_What this task involves_. Each line of the listing below that includes "Người" must be copied.

_Data for the task_.

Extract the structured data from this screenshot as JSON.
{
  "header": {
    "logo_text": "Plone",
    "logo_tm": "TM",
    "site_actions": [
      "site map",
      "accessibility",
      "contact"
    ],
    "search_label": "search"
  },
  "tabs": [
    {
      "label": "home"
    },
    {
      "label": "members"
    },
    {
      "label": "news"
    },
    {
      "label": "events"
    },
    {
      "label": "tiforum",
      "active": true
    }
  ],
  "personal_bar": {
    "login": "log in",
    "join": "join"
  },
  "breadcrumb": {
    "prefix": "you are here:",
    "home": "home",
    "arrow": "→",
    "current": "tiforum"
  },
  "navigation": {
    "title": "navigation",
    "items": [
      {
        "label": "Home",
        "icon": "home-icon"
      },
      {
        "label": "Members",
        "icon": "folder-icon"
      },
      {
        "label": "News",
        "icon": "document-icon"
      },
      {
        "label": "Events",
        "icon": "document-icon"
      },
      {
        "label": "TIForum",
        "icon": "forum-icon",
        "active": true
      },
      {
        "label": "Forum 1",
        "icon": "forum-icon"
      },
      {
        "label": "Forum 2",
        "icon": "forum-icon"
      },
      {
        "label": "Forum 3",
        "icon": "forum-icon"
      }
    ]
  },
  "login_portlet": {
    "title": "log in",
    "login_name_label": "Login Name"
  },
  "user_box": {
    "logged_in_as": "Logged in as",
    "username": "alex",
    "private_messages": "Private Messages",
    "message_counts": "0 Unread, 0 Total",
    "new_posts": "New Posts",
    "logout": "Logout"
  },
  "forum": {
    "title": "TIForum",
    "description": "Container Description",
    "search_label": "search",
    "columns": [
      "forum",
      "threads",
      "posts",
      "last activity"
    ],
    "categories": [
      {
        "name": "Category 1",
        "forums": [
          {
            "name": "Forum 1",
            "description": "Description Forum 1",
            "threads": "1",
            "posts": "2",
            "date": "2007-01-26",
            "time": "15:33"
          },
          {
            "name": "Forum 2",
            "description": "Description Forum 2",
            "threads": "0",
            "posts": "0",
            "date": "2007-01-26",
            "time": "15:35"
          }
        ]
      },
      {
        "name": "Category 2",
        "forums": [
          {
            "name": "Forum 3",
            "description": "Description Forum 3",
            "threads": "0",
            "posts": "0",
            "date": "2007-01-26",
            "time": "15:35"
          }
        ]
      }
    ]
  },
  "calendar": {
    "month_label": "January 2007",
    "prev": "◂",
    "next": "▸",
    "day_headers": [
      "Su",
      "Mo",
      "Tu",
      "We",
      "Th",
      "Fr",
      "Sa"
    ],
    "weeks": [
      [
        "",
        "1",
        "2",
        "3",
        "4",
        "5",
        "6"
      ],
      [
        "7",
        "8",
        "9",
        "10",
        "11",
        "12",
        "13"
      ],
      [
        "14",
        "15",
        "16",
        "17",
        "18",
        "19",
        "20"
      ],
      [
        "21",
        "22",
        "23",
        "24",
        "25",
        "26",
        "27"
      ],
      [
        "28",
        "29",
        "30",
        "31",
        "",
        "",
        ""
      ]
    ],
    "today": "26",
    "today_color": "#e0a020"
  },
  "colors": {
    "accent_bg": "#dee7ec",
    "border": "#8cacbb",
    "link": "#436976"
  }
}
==
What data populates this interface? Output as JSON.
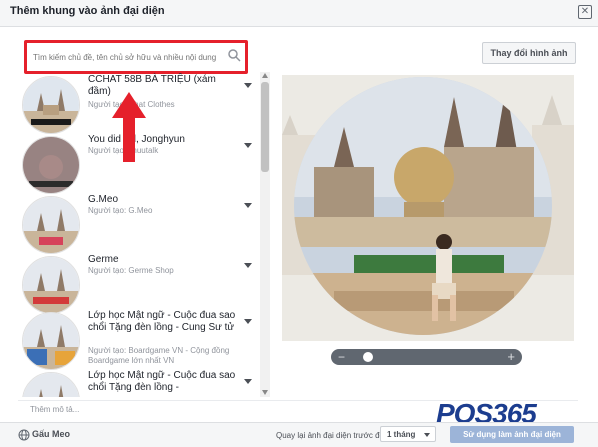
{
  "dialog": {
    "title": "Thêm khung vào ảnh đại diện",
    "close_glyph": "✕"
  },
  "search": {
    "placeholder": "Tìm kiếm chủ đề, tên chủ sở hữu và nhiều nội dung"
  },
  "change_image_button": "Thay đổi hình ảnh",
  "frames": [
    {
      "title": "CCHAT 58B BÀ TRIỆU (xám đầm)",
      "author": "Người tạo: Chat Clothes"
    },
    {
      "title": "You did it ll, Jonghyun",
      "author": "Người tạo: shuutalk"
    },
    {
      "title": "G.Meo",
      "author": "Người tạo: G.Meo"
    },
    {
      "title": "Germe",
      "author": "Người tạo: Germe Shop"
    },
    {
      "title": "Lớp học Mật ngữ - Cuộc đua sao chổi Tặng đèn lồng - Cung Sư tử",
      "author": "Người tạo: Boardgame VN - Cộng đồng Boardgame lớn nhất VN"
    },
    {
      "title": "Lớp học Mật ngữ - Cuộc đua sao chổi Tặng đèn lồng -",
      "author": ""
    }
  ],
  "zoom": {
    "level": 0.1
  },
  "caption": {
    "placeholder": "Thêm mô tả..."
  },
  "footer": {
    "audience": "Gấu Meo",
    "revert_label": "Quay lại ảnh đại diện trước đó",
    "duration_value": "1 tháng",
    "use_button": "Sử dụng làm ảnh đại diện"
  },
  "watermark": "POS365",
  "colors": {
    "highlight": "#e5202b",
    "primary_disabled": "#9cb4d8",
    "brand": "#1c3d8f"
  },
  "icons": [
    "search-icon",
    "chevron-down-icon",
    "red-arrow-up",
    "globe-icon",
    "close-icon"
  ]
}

_Expected answer_.
      "author": "Người tạo: Chat Clothes"
      "author": "Người tạo: shuutalk"
      "author": "Người tạo: G.Meo"
      "author": "Người tạo: Germe Shop"
      "author": "Người tạo: Boardgame VN - Cộng đồng Boardgame lớn nhất VN"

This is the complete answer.